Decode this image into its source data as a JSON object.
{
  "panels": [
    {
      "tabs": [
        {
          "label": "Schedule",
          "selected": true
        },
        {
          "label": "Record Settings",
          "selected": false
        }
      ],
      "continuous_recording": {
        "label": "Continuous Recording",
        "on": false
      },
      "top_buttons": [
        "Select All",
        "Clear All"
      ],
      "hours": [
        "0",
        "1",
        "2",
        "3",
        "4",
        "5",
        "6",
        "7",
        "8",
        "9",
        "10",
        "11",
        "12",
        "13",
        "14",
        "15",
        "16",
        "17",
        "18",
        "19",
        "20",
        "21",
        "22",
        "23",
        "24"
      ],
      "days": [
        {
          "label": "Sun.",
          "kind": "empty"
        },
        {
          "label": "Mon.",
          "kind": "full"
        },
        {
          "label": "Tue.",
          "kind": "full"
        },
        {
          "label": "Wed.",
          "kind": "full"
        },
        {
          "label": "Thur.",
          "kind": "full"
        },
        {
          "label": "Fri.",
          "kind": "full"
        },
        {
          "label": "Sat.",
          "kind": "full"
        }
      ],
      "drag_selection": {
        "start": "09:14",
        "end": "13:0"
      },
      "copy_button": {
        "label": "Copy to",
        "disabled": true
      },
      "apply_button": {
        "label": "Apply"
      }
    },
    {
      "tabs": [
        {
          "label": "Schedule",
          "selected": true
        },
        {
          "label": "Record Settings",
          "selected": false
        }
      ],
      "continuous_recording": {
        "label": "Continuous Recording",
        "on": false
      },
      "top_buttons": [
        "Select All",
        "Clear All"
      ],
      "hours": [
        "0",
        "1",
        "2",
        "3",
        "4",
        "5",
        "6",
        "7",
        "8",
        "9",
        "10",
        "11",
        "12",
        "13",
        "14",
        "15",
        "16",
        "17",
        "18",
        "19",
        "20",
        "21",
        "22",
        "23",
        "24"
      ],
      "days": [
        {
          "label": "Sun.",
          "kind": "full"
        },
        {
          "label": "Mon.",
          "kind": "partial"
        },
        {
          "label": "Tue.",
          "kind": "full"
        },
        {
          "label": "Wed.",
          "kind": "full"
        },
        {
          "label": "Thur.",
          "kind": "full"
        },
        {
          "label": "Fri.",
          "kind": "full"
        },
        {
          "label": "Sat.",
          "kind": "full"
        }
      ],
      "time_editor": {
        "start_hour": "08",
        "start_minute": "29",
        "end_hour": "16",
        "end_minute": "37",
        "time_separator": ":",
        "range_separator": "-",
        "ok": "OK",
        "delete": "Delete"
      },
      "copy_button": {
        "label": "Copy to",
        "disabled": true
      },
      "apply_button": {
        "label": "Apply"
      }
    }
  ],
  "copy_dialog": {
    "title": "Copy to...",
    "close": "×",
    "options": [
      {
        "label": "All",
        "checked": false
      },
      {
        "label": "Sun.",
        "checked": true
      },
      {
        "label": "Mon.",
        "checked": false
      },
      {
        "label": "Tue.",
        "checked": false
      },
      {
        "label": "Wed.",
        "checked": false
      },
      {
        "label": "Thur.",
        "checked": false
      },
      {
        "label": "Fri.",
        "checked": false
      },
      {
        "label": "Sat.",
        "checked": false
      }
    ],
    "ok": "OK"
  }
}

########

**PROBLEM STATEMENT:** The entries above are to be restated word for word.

**ANSWER BOX:**
Decode this image into its source data as a JSON object.
{
  "panels": [
    {
      "tabs": [
        {
          "label": "Schedule",
          "selected": true
        },
        {
          "label": "Record Settings",
          "selected": false
        }
      ],
      "continuous_recording": {
        "label": "Continuous Recording",
        "on": false
      },
      "top_buttons": [
        "Select All",
        "Clear All"
      ],
      "hours": [
        "0",
        "1",
        "2",
        "3",
        "4",
        "5",
        "6",
        "7",
        "8",
        "9",
        "10",
        "11",
        "12",
        "13",
        "14",
        "15",
        "16",
        "17",
        "18",
        "19",
        "20",
        "21",
        "22",
        "23",
        "24"
      ],
      "days": [
        {
          "label": "Sun.",
          "kind": "empty"
        },
        {
          "label": "Mon.",
          "kind": "full"
        },
        {
          "label": "Tue.",
          "kind": "full"
        },
        {
          "label": "Wed.",
          "kind": "full"
        },
        {
          "label": "Thur.",
          "kind": "full"
        },
        {
          "label": "Fri.",
          "kind": "full"
        },
        {
          "label": "Sat.",
          "kind": "full"
        }
      ],
      "drag_selection": {
        "start": "09:14",
        "end": "13:0"
      },
      "copy_button": {
        "label": "Copy to",
        "disabled": true
      },
      "apply_button": {
        "label": "Apply"
      }
    },
    {
      "tabs": [
        {
          "label": "Schedule",
          "selected": true
        },
        {
          "label": "Record Settings",
          "selected": false
        }
      ],
      "continuous_recording": {
        "label": "Continuous Recording",
        "on": false
      },
      "top_buttons": [
        "Select All",
        "Clear All"
      ],
      "hours": [
        "0",
        "1",
        "2",
        "3",
        "4",
        "5",
        "6",
        "7",
        "8",
        "9",
        "10",
        "11",
        "12",
        "13",
        "14",
        "15",
        "16",
        "17",
        "18",
        "19",
        "20",
        "21",
        "22",
        "23",
        "24"
      ],
      "days": [
        {
          "label": "Sun.",
          "kind": "full"
        },
        {
          "label": "Mon.",
          "kind": "partial"
        },
        {
          "label": "Tue.",
          "kind": "full"
        },
        {
          "label": "Wed.",
          "kind": "full"
        },
        {
          "label": "Thur.",
          "kind": "full"
        },
        {
          "label": "Fri.",
          "kind": "full"
        },
        {
          "label": "Sat.",
          "kind": "full"
        }
      ],
      "time_editor": {
        "start_hour": "08",
        "start_minute": "29",
        "end_hour": "16",
        "end_minute": "37",
        "time_separator": ":",
        "range_separator": "-",
        "ok": "OK",
        "delete": "Delete"
      },
      "copy_button": {
        "label": "Copy to",
        "disabled": true
      },
      "apply_button": {
        "label": "Apply"
      }
    }
  ],
  "copy_dialog": {
    "title": "Copy to...",
    "close": "×",
    "options": [
      {
        "label": "All",
        "checked": false
      },
      {
        "label": "Sun.",
        "checked": true
      },
      {
        "label": "Mon.",
        "checked": false
      },
      {
        "label": "Tue.",
        "checked": false
      },
      {
        "label": "Wed.",
        "checked": false
      },
      {
        "label": "Thur.",
        "checked": false
      },
      {
        "label": "Fri.",
        "checked": false
      },
      {
        "label": "Sat.",
        "checked": false
      }
    ],
    "ok": "OK"
  }
}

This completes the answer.